A Christmas Eve Reflection

The San Diego neighborhood where I live, University Heights, is a monument to secularism. The closest Jesus comes to being depicted or referenced anywhere is half his name in Christmas, prefaced by Merry, like on the, ah, Prideful trees that I wrote about two days ago.

So on this fateful Christmas Eve, I have no religious photos to share; no crosses, no nativities, nothing other than the stone snowman you may remember from two years ago. He made a 2020 appearance on the same property but brandishing a presidential political sign—and I did not approve. The fresh Featured Image comes from Leica Q2, two days ago. Vitals, aperture manually set: f/2.8, ISO 100, 1/500 sec, 28mm; 1 p.m. PST.

Stoneman bore a cheerful grin in 2019, which is replaced with a more mournful mouth in 2021. Perhaps he represents the homeowners’ angst about SARS-CoV-2 (severe acute respiratory syndrome Coronavirus 2) variant Omicron, which based on data coming out of South Africa and United Kingdom is no more severe than the common cold but is the fear scare du jour from the mouths of American commentators, journalists, and politicians.

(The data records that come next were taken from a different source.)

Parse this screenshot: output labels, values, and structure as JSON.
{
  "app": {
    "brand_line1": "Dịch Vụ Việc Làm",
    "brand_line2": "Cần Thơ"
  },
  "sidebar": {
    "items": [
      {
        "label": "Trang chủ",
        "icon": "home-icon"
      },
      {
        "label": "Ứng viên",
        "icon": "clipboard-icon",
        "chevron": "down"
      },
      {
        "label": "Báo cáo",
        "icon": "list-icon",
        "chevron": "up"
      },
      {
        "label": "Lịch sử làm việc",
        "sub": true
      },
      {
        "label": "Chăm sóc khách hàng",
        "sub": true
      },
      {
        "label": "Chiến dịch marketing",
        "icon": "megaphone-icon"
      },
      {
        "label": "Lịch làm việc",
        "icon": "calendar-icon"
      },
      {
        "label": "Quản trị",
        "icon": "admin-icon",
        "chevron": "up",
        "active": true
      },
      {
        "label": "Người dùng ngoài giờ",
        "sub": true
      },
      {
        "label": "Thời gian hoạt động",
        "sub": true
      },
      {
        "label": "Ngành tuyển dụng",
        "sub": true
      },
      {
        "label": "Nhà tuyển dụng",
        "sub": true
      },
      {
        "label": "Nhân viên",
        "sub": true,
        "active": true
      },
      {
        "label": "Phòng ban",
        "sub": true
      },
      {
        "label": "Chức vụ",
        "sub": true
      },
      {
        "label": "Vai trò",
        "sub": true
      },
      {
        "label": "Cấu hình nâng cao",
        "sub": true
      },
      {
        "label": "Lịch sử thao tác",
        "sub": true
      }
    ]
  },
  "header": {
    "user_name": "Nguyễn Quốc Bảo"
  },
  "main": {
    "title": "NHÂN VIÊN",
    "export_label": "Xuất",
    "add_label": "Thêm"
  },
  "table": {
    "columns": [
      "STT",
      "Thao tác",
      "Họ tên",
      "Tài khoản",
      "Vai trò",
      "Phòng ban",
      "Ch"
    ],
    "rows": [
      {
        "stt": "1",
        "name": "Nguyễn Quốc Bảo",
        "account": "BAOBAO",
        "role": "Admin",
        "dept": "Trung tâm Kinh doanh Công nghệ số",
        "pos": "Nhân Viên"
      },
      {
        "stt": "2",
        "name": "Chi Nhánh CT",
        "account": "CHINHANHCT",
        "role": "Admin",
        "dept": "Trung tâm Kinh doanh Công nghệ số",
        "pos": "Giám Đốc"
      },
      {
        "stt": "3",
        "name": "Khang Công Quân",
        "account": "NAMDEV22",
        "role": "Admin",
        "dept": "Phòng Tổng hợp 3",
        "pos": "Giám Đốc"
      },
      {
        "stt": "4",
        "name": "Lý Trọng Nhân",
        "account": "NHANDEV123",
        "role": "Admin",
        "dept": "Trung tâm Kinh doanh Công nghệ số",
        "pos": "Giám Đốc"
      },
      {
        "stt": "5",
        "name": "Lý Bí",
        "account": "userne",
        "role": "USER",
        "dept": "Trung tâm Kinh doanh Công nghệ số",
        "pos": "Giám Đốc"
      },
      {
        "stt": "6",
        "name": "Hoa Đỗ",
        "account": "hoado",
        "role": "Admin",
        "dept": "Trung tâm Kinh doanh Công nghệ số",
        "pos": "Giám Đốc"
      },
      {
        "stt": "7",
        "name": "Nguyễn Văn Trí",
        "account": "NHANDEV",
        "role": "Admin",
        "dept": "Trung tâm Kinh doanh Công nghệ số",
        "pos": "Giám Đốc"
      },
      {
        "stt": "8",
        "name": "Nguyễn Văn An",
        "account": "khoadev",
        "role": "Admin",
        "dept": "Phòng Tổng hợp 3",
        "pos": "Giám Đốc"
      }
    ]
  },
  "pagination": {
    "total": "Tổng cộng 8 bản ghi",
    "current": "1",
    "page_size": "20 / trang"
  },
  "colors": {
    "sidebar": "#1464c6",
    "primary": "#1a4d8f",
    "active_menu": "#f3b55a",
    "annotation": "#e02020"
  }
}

You’d think we all were going to die, like most of the global population does in Station Eleven, which currently airs on HBO Max (episodes four and five started streaming yesterday). The TV series is based on Emily St. John Mandel’s 2014 novel of the same name. Remember what I told you about Hollywood’s obsession with viral Armageddon?

I can’t think of anything more inappropriate for the birth of Christ (representing hope for humankind) than the “Omicron will kill us all” meme (representing humanity’s imminent demise). Of course we should know if that would be true. It isn’t. The new Coronavirus variant is a metaphor for the savior, and it should be openly welcomed and revered. Contagious as Measles but life-threatening as a common cold, Omicron is the SARS-CoV-2 mutation that (figuratively) redeems us all with natural immunity. Now there’s a gift from God to celebrate Christmas—cleverly wrapped with bow that unfolds to reveal the present.

Instead, churches cancel Christmas services. Airlines cancel thousands of flights. World Health Organization discourages families from gathering to celebrate the holidays. So during the season when we all should be together celebrating hope and new life represented by Christ’s birth, we are again separated and impaled by an endless cacophony for fear of death. How pathetically and unnecessarily tragic.

Stoneman’s expression must be appropriate then, as is the lack of anything about God during celebration of his son’s birth. Although, something seems odd to me: Don’t many people prostrate in prayer when they’re afraid of dying—or some calamity befalls them? If so, I would expect to see boundless religiosity for Christmas. Maybe somewhere, but not in this small sliver of Southern California.

Happy Birthday, Jesus! Someone should say it.